YouTube is experimenting with free TV channels that are ad-supported and carry programming from specific media firms.
With a “hub” that lets viewers choose what to watch, the idea is comparable to services like Pluto TV, Roku’s Live TV channels, or the experiences integrated into TVs from brands like Samsung, LG, and Vizio.
Other businesses in this industry have found success with this idea since, according to earnings reports from Vizio and Roku, they make more money from advertising and subscription commissions than they do from selling hardware. According to recent figures, Roku generates more than $44 annually, while Vizio earns an average of $27 per subscriber.
The Wall Street Journal said that an unnamed YouTube representative had verified the tests, and that the function might become more freely accessible later this year. According to reports, YouTube is collaborating with organisations like Lionsgate and A&E, the latter of which is the proprietor of networks including History, FYI, and Lifetime.

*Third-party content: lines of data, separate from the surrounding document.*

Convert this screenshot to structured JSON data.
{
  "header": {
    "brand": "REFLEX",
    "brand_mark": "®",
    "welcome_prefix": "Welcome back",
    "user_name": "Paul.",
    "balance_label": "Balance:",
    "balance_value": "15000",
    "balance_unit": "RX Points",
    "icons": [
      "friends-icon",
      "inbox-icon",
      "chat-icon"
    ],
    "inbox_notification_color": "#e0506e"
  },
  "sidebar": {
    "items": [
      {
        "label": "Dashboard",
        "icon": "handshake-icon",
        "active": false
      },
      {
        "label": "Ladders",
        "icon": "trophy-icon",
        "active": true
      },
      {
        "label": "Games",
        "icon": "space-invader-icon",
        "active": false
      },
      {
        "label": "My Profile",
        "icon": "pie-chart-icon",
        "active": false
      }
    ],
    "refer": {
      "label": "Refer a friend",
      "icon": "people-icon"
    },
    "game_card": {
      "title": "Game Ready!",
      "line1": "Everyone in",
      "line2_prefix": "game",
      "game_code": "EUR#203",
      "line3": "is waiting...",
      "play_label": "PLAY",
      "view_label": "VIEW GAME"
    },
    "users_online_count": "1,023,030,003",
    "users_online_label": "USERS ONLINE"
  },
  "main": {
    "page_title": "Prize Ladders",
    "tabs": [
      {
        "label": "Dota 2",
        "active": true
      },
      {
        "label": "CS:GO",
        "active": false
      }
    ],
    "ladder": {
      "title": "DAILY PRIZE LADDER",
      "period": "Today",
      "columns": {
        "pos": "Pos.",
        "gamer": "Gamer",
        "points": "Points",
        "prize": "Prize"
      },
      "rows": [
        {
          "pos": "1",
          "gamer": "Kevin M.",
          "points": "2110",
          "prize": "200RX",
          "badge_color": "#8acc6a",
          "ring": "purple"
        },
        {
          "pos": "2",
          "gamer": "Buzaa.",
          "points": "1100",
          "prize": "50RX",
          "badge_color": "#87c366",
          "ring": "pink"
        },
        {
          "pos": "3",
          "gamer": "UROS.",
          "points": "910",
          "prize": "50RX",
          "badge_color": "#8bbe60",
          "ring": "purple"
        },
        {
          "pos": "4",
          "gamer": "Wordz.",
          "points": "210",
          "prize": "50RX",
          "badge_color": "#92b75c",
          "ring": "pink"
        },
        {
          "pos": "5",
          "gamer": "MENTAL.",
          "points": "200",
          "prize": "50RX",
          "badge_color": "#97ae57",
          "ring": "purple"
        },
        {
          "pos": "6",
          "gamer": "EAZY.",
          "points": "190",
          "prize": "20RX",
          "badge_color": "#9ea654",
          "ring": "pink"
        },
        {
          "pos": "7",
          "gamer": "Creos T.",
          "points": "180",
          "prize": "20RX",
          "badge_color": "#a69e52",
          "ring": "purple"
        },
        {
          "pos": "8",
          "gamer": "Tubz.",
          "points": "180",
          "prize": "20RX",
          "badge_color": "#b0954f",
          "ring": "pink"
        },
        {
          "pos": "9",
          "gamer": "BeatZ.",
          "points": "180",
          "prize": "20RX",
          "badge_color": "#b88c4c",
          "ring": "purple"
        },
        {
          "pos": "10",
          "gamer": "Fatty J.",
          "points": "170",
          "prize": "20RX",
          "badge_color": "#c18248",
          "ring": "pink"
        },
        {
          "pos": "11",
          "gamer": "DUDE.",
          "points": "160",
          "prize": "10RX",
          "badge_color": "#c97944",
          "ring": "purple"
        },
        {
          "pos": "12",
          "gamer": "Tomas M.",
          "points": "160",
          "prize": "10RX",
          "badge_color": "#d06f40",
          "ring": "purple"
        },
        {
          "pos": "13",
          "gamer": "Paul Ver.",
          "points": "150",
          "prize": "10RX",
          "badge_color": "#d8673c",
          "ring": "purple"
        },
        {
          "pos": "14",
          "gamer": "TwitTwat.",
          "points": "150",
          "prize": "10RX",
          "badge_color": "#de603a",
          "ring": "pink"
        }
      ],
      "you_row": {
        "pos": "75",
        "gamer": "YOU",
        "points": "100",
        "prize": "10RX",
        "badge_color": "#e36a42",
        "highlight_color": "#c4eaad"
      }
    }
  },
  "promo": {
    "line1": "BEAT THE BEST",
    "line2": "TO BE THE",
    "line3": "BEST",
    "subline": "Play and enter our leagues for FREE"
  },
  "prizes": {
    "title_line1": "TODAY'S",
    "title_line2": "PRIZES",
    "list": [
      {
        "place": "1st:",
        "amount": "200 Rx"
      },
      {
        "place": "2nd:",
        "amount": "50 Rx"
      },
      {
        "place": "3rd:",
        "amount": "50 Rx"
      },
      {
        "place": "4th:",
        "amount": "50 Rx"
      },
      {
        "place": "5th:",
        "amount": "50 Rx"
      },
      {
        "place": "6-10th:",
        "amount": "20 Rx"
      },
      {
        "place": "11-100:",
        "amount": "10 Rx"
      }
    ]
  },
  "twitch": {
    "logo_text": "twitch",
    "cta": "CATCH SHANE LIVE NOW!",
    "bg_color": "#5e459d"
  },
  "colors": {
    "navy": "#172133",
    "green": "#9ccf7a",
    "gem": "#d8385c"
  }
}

In the past, YouTube has offered premium content that is ad-supported. It began adding free television programmes backed by advertisements to its library in 2022, and it had previously been doing the same with movies for a while. The business, through Pluto TV, also provided free channels to its Google TV live page the prior year.
A subscription service called YouTube TV also exists, allowing viewers to watch content in a manner akin to that of traditional television stations. Around 5 million users signed up for YouTube TV last summer, according to YouTube.
It’s probable that YouTube TV will be used to promote the free channels. These testing take place as other streaming providers, such Netflix, HBO Max, Disney Plus, or Peacock, introduce reduced or free ad-supported packages.